I’m going to level with you; this is a difficult series to talk about issue to issue. This is due to a couple of factors, most notably the delays I admonished Rick Remender for at the beginning of this review. While the first three issues of this arc came out March through May, the previous arc ended last August.

So, in one year, we’ve had four issues and, for a story as decompressed, intricate, and thematically focused as this one is, that is not good. Maybe if this had come out in June as originally planned, I would be less confused but as it stands, I desperately needed that recap that came at the beginning of the issue to understand both this arc as well as the important series plot points at the moment.

Also, this issue, while wrapping up the arc rather well, ostensibly forwarding the plot by having Salus go flying up towards the surface in order to refill on air, leaves me feeling unfulfilled within the context of the larger narrative. We still don’t have any closure on Della (is she alive, is she dead?) or what has happened to Stel and the surface. Hell, I can’t even remember the last time we actually saw her. Again, were this series to have kept up a good, monthly schedule (even with a couple month breaks between arcs) the flow would have felt more acceptable.

I know I’m harping on this instead of talking about the actual issue but, really, this is the crux of the problem. Remender’s writing is strong, giving us clear characterization of all the people and the things they are struggling with and, as I spent the first half of the review talking about, the themes are expressed through our Caine leads, with the secondary characters acting as optimism batteries. They’re charged up by Marik and Stel, allowing them to be deployed to recharge Tajo when she begins to fall.

Continued below

The art, as mentioned earlier, is also still very good. Possibly because of all the breaks, the art has stayed very consistent throughtout, though there are times when characters look way too similar to each other (such with the mer-person whose name I cannot remember and Tajo in the helm suit). Additionally, Tocchini’s art sometimes feels like the pages were drawn on wider pages and then squashed in order to fit into a regular sized comic book.

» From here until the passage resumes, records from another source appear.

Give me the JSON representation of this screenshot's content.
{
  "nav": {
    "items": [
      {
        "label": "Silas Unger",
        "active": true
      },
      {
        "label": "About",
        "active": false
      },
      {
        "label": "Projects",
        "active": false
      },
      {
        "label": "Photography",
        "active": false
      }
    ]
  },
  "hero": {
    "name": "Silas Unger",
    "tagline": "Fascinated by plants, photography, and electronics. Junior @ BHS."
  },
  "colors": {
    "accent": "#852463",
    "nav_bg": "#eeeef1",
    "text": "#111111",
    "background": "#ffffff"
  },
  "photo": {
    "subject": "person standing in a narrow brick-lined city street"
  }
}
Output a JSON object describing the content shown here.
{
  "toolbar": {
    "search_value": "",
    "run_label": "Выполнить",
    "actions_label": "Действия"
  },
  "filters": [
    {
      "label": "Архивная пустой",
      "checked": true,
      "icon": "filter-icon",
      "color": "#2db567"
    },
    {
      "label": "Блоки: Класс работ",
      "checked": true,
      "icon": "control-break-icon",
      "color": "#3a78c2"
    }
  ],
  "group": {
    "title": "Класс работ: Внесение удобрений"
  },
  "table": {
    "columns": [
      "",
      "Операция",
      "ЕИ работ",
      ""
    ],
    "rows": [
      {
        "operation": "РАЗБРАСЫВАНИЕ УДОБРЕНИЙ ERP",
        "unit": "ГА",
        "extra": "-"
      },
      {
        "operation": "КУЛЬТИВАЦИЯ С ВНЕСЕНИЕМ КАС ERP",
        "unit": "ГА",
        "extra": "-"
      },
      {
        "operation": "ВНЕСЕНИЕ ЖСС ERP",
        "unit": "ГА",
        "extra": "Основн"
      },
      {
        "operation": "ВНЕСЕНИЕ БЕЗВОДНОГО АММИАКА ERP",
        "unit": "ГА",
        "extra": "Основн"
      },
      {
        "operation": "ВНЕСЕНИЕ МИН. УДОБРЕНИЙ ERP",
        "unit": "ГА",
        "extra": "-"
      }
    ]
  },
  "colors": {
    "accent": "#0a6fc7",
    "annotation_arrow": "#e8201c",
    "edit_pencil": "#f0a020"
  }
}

However, this doesn’t detract from the emotion he is able to portray nor from his use of dynamic paneling. During the Tajo’s big speech, he builds tension by making the panels flit back and forth between vertical and horizontal rectangles, getting smaller and smaller as we approach the bottom right of the page. It makes the event feel more intimate, getting us closer to the people and slowly ramping up the speed at which we take in each new panel, finally culminating on the next page in a big panel, marking the grand end to the speech. You can feel the weight of it just through the panels.

Additionally, the three panel sequence when Tajo succumbs to her regret at being unable to protect Salus feels raw and you can see her anguish drain her of the will to continue fighting. This is also another one of those thematic moments, which is really the driving force behind the comic. The plot and the characters take a back seat to the themes, for better or for worse.

I realize this review has been a little all over the place but that’s because “Low” is a series that is about ideas and, as such, in my opinion, best critiqued in movements. Arc by arc. Book by book. The plot takes its sweet time to move so its hard to grasp it month to month. Maybe that’s the sign of a bad comic but Remender and Tocchini have created a world that is so engrossing that I don’t mind the confusion – what I mind is the wait.

Final Verdict: 7.3. A good end of the arc that would have benefitted from coming out closer to the previous issue.

Elias Rosner

Elias is a lover of stories who, when he isn't writing reviews for Mulitversity, is hiding in the stacks of his library. Co-host of Make Mine Multiversity, a Marvel podcast, after wining the no-prize from the former hosts, co-editor of The Webcomics Weekly, and writer of the Worthy column, he can be found on Twitter (for mostly comics stuff) here and really needs to update his profile photo again.